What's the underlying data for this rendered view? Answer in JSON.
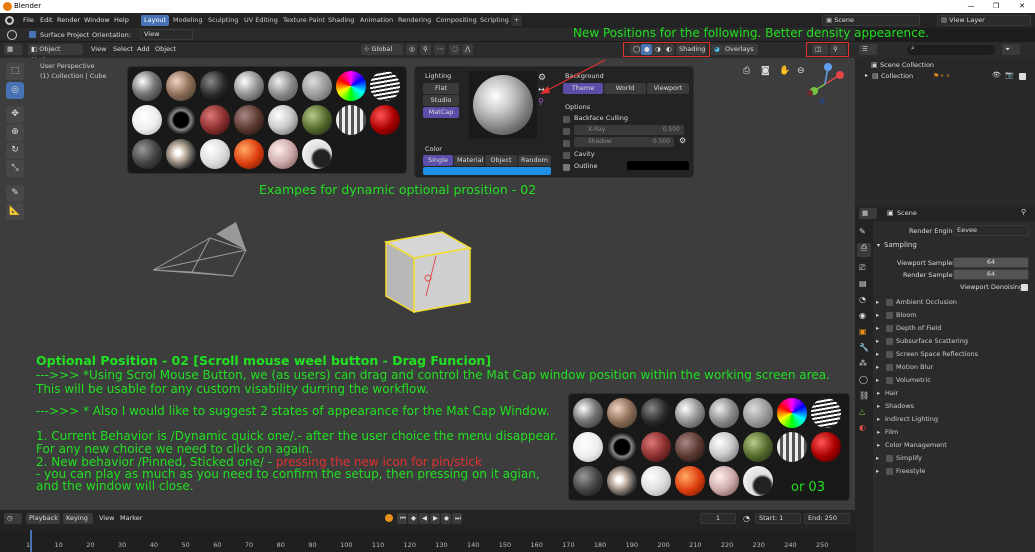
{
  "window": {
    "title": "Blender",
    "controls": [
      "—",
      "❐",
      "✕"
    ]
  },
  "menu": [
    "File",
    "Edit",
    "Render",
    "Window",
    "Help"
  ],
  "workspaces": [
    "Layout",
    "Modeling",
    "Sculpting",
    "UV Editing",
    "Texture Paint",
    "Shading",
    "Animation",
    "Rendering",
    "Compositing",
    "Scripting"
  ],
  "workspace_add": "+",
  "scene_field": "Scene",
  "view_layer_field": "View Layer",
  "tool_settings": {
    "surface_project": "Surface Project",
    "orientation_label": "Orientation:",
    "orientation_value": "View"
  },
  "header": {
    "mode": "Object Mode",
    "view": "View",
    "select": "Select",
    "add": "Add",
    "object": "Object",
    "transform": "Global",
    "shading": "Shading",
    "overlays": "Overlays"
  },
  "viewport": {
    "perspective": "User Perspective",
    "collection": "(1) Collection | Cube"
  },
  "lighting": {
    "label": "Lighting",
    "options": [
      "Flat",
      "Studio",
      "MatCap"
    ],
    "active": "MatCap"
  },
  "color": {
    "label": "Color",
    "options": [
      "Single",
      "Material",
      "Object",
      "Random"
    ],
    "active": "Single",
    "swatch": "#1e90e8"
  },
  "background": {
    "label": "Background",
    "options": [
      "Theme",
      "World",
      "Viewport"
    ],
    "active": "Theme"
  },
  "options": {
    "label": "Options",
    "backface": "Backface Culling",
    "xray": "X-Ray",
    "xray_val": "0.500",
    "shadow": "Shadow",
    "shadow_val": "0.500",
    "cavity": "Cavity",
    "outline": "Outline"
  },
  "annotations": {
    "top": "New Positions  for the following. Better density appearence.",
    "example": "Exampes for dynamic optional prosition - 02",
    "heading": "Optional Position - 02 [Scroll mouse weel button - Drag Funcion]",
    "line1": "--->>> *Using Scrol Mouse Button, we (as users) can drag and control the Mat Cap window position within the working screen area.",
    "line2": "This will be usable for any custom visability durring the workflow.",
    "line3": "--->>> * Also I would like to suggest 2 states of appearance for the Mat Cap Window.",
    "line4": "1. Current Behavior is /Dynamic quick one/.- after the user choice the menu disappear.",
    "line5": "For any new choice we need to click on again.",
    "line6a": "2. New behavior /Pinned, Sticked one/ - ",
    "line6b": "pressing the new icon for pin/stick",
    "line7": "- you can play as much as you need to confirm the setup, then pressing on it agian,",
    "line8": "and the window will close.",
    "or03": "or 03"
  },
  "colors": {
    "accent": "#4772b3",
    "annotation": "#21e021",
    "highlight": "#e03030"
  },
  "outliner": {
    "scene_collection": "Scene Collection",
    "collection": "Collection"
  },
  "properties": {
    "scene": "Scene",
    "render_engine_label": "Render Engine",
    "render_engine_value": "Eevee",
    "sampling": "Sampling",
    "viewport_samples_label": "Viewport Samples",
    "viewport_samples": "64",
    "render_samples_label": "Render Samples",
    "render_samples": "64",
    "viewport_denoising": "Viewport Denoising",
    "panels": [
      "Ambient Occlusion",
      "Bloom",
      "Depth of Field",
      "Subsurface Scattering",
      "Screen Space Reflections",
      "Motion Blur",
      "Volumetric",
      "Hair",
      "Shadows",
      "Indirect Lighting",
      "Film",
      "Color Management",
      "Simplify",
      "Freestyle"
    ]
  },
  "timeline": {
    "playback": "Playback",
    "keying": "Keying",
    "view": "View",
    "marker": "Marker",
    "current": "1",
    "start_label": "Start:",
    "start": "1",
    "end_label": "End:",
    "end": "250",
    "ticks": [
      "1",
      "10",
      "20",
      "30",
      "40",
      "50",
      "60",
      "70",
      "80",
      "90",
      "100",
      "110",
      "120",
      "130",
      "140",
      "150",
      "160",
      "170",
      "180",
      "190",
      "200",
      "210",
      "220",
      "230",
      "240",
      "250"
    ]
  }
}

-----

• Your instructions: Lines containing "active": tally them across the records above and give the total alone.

• Exercise solution: 3